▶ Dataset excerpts

--------

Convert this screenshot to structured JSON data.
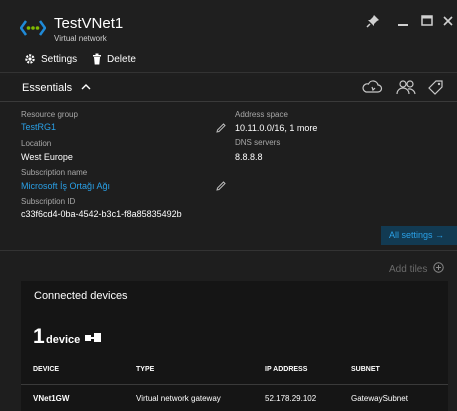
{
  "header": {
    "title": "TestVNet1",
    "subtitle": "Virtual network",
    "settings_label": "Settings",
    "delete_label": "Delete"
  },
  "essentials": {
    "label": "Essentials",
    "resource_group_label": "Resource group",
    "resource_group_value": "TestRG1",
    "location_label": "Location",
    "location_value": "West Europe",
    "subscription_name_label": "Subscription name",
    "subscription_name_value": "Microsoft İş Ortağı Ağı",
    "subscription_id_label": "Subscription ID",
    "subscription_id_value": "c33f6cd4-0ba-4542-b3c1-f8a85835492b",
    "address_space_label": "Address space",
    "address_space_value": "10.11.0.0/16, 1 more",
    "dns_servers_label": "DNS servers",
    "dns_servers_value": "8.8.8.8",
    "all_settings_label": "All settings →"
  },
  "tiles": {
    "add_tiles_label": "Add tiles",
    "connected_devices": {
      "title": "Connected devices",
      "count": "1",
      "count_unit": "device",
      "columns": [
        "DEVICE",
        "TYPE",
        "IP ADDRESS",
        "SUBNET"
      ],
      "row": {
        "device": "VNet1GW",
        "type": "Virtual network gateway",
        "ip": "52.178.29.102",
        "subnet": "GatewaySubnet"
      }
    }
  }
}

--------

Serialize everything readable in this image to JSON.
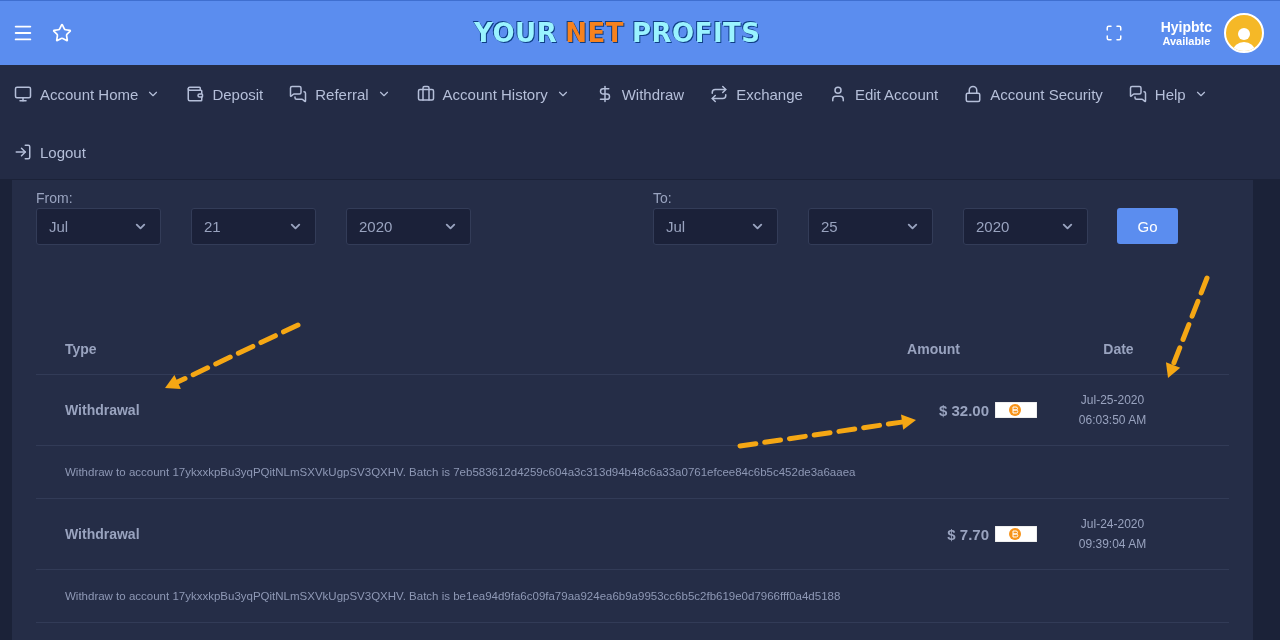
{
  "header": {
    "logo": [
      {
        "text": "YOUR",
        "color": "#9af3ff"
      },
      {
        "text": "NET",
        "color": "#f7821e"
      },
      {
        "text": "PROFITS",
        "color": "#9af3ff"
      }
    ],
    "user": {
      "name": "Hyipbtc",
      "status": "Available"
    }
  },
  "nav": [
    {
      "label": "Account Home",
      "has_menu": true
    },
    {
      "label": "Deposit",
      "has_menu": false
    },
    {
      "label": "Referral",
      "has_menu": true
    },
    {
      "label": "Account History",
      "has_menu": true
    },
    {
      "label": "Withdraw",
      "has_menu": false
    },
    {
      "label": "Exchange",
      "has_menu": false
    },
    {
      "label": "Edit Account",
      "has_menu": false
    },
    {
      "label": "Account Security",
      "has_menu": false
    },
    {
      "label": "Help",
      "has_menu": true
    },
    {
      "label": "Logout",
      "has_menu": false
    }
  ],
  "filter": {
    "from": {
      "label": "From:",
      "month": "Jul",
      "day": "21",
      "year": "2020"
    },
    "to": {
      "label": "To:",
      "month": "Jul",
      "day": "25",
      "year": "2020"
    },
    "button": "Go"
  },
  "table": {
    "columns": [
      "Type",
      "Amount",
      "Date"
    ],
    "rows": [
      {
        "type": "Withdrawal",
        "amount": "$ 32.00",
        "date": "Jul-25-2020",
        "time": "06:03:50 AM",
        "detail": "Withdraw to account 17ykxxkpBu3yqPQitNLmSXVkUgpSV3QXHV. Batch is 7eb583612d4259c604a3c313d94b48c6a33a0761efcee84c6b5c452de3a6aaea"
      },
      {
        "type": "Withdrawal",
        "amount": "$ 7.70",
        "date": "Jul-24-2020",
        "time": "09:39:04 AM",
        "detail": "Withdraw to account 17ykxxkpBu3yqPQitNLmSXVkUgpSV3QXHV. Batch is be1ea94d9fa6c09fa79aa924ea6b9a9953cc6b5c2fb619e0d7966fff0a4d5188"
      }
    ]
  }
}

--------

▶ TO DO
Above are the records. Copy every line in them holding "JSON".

▶ RESPONSE TO THE EXERCISE
Convert this screenshot to structured JSON data.
Serialize everything readable in this image to JSON.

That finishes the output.